**DATA EXTRACTS:**
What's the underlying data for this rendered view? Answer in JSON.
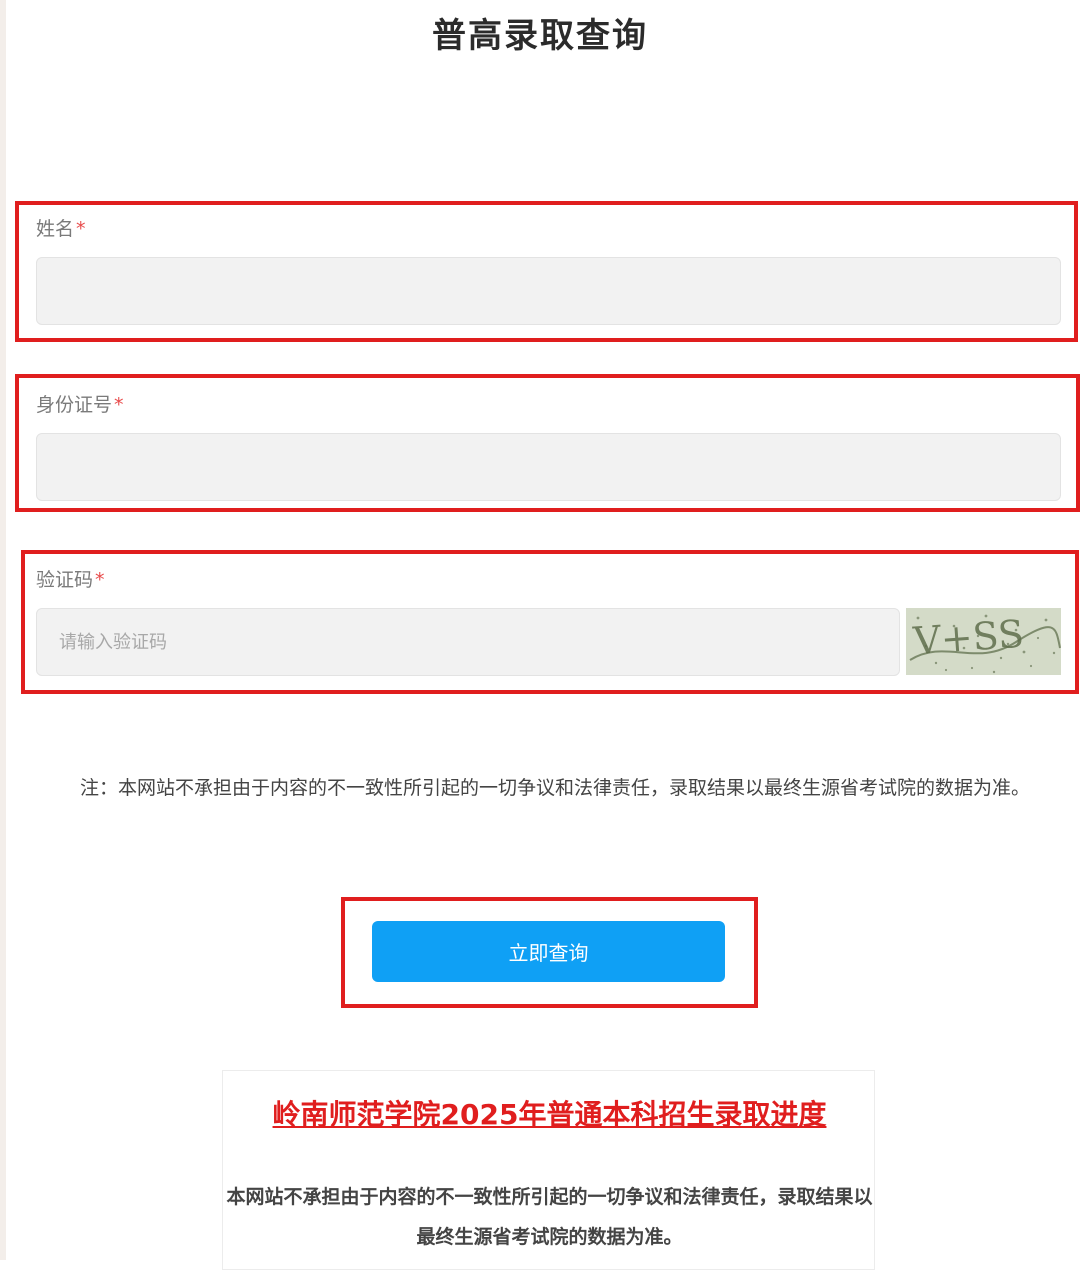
{
  "page": {
    "title": "普高录取查询"
  },
  "form": {
    "name": {
      "label": "姓名",
      "required_mark": "*",
      "value": "",
      "placeholder": ""
    },
    "id_number": {
      "label": "身份证号",
      "required_mark": "*",
      "value": "",
      "placeholder": ""
    },
    "captcha": {
      "label": "验证码",
      "required_mark": "*",
      "value": "",
      "placeholder": "请输入验证码",
      "image_text": "V+SS"
    }
  },
  "note": "注：本网站不承担由于内容的不一致性所引起的一切争议和法律责任，录取结果以最终生源省考试院的数据为准。",
  "submit_button": {
    "label": "立即查询"
  },
  "card": {
    "title": "岭南师范学院2025年普通本科招生录取进度",
    "body": "本网站不承担由于内容的不一致性所引起的一切争议和法律责任，录取结果以最终生源省考试院的数据为准。"
  },
  "colors": {
    "highlight": "#e01e1e",
    "button": "#0fa0f5",
    "required": "#e84a4a"
  }
}
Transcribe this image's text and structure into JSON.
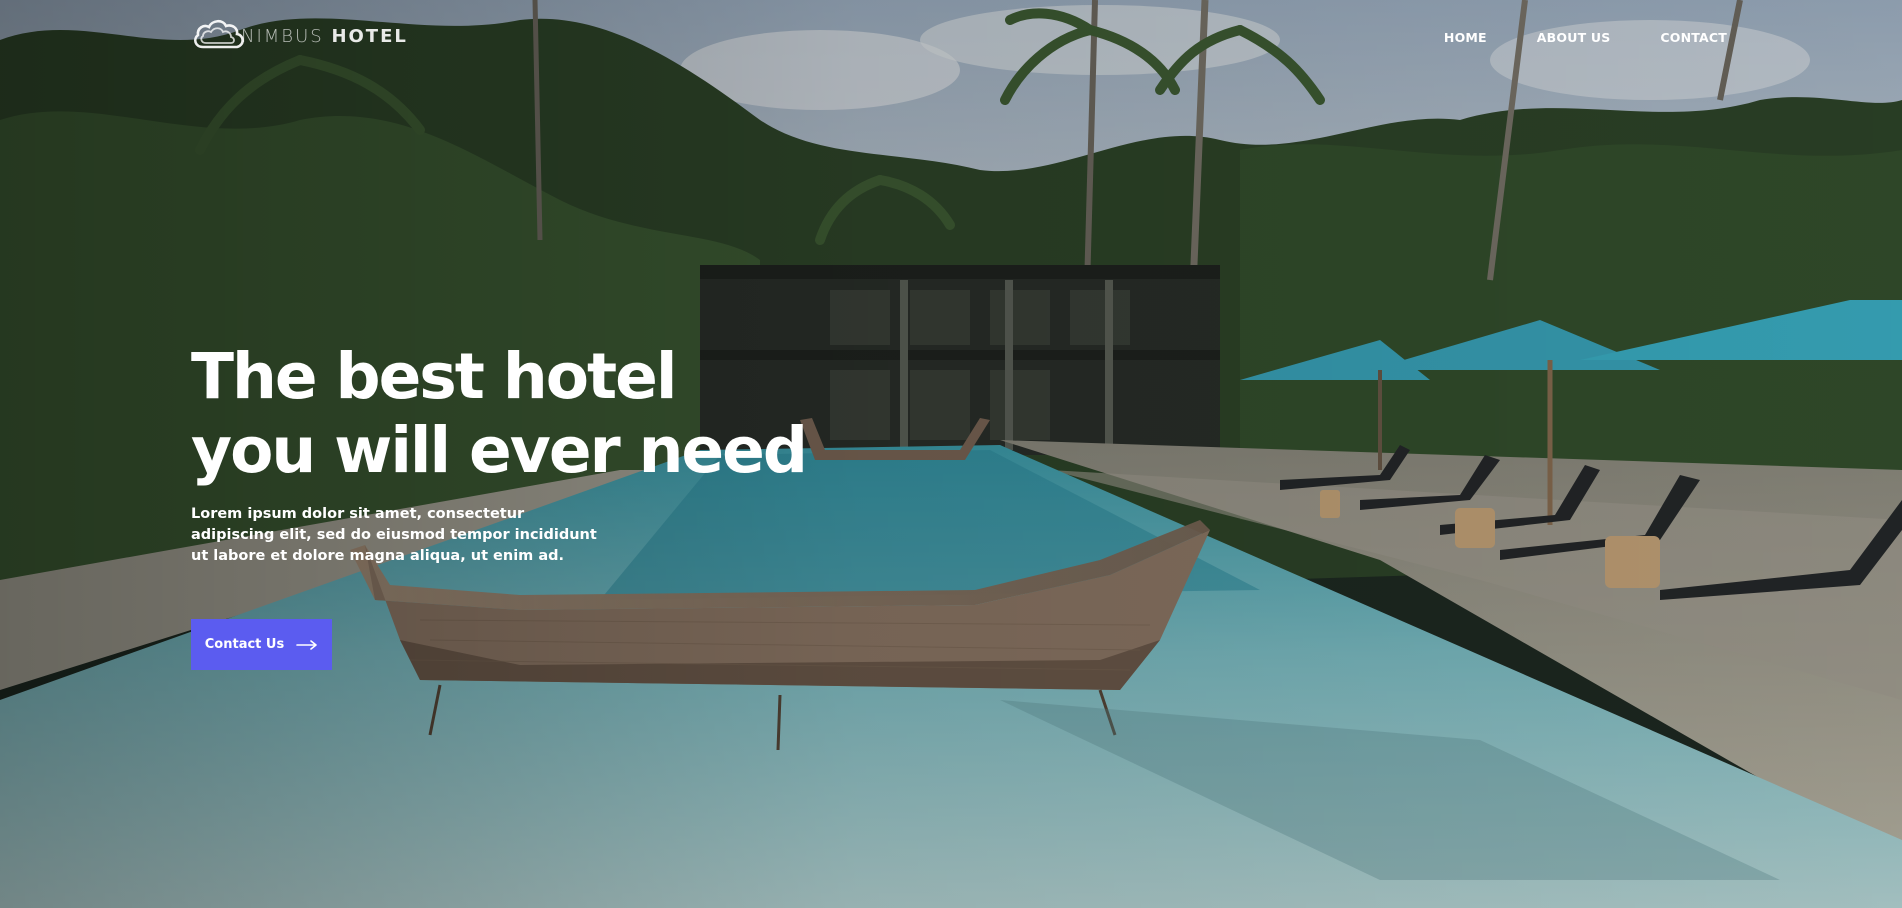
{
  "brand": {
    "name_part1": "NIMBUS",
    "name_part2": "HOTEL",
    "logo_icon": "cloud-icon"
  },
  "nav": {
    "items": [
      {
        "label": "HOME"
      },
      {
        "label": "ABOUT US"
      },
      {
        "label": "CONTACT"
      }
    ]
  },
  "hero": {
    "headline_line1": "The best hotel",
    "headline_line2": "you will ever need",
    "subtext": "Lorem ipsum dolor sit amet, consectetur adipiscing elit, sed do eiusmod tempor incididunt ut labore et dolore magna aliqua, ut enim ad.",
    "cta_label": "Contact Us",
    "cta_icon": "arrow-right-icon",
    "background": "resort-pool-photo"
  },
  "colors": {
    "accent": "#5b5cf0",
    "text": "#ffffff",
    "pool": "#6fb9c2",
    "umbrella": "#3aa6bd",
    "foliage": "#2f4a2c"
  }
}
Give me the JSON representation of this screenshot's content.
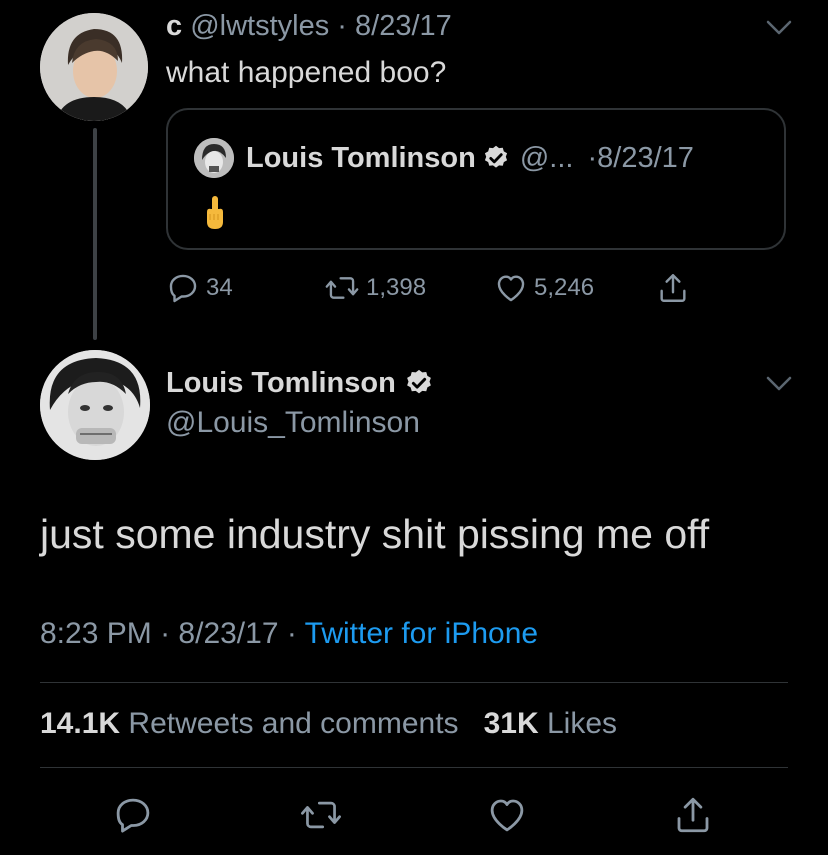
{
  "reply": {
    "user_name": "c",
    "handle": "@lwtstyles",
    "separator": "·",
    "date": "8/23/17",
    "text": "what happened boo?",
    "quoted": {
      "name": "Louis Tomlinson",
      "handle": "@...",
      "separator": "·",
      "date": "8/23/17",
      "body_icon": "middle-finger-emoji"
    },
    "stats": {
      "replies": "34",
      "retweets": "1,398",
      "likes": "5,246"
    }
  },
  "tweet": {
    "name": "Louis Tomlinson",
    "handle": "@Louis_Tomlinson",
    "text": "just some industry shit pissing me off",
    "time": "8:23 PM",
    "date": "8/23/17",
    "separator": "·",
    "source": "Twitter for iPhone",
    "retweets_count": "14.1K",
    "retweets_label": "Retweets and comments",
    "likes_count": "31K",
    "likes_label": "Likes"
  },
  "colors": {
    "background": "#000000",
    "text_primary": "#d9d9d9",
    "text_secondary": "#8b98a5",
    "link": "#1d9bf0",
    "border": "#2f3336"
  }
}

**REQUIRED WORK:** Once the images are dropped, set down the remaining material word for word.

**THE COMPLETED TASK:**
What's the underlying data for this rendered view? Answer in JSON.
{
  "page": {
    "title": "普高录取查询"
  },
  "form": {
    "name": {
      "label": "姓名",
      "required_mark": "*",
      "value": "",
      "placeholder": ""
    },
    "id_number": {
      "label": "身份证号",
      "required_mark": "*",
      "value": "",
      "placeholder": ""
    },
    "captcha": {
      "label": "验证码",
      "required_mark": "*",
      "value": "",
      "placeholder": "请输入验证码",
      "image_text": "V+SS"
    }
  },
  "note": "注：本网站不承担由于内容的不一致性所引起的一切争议和法律责任，录取结果以最终生源省考试院的数据为准。",
  "submit_button": {
    "label": "立即查询"
  },
  "card": {
    "title": "岭南师范学院2025年普通本科招生录取进度",
    "body": "本网站不承担由于内容的不一致性所引起的一切争议和法律责任，录取结果以最终生源省考试院的数据为准。"
  },
  "colors": {
    "highlight": "#e01e1e",
    "button": "#0fa0f5",
    "required": "#e84a4a"
  }
}
Transcribe this image's text and structure into JSON.
{
  "brand": {
    "name_part1": "NIMBUS",
    "name_part2": "HOTEL",
    "logo_icon": "cloud-icon"
  },
  "nav": {
    "items": [
      {
        "label": "HOME"
      },
      {
        "label": "ABOUT US"
      },
      {
        "label": "CONTACT"
      }
    ]
  },
  "hero": {
    "headline_line1": "The best hotel",
    "headline_line2": "you will ever need",
    "subtext": "Lorem ipsum dolor sit amet, consectetur adipiscing elit, sed do eiusmod tempor incididunt ut labore et dolore magna aliqua, ut enim ad.",
    "cta_label": "Contact Us",
    "cta_icon": "arrow-right-icon",
    "background": "resort-pool-photo"
  },
  "colors": {
    "accent": "#5b5cf0",
    "text": "#ffffff",
    "pool": "#6fb9c2",
    "umbrella": "#3aa6bd",
    "foliage": "#2f4a2c"
  }
}
Give me the JSON representation of this screenshot's content.
{
  "reply": {
    "user_name": "c",
    "handle": "@lwtstyles",
    "separator": "·",
    "date": "8/23/17",
    "text": "what happened boo?",
    "quoted": {
      "name": "Louis Tomlinson",
      "handle": "@...",
      "separator": "·",
      "date": "8/23/17",
      "body_icon": "middle-finger-emoji"
    },
    "stats": {
      "replies": "34",
      "retweets": "1,398",
      "likes": "5,246"
    }
  },
  "tweet": {
    "name": "Louis Tomlinson",
    "handle": "@Louis_Tomlinson",
    "text": "just some industry shit pissing me off",
    "time": "8:23 PM",
    "date": "8/23/17",
    "separator": "·",
    "source": "Twitter for iPhone",
    "retweets_count": "14.1K",
    "retweets_label": "Retweets and comments",
    "likes_count": "31K",
    "likes_label": "Likes"
  },
  "colors": {
    "background": "#000000",
    "text_primary": "#d9d9d9",
    "text_secondary": "#8b98a5",
    "link": "#1d9bf0",
    "border": "#2f3336"
  }
}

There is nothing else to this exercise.